(Interface dataset entries)

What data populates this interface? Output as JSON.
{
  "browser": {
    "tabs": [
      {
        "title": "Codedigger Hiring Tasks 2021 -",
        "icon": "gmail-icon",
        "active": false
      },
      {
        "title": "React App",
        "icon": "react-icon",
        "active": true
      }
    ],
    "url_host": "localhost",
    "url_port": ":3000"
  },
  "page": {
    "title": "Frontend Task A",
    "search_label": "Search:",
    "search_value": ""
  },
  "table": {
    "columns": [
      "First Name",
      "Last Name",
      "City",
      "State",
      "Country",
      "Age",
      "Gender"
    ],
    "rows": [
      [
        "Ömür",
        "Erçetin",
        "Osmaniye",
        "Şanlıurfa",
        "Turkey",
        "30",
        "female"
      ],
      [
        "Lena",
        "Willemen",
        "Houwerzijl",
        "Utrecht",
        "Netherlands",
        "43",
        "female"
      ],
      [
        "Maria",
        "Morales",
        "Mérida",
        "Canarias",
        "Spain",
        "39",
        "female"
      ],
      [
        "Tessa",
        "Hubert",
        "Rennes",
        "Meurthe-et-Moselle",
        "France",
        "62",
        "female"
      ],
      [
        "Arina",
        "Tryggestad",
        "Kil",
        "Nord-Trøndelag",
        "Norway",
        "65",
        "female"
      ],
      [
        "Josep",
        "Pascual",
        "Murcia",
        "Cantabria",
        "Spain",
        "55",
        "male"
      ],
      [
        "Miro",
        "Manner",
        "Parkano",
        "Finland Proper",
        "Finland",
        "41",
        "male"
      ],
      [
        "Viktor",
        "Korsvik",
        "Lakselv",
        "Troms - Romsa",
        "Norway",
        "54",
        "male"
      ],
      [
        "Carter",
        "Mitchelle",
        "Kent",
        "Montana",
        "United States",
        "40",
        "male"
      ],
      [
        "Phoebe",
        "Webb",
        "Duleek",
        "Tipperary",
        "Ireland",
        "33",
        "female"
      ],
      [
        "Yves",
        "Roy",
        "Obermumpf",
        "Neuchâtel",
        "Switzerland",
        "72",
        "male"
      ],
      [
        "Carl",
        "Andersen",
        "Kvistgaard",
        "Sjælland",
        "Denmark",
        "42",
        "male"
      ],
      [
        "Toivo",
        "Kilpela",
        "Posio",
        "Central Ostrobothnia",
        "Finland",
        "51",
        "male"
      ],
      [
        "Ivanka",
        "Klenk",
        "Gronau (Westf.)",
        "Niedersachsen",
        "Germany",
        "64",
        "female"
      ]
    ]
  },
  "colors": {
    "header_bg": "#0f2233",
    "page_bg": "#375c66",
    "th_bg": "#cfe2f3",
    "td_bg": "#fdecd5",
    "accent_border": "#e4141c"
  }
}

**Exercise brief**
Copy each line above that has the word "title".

**Response to the exercise**
        "title": "Codedigger Hiring Tasks 2021 -",
        "title": "React App",
    "title": "Frontend Task A",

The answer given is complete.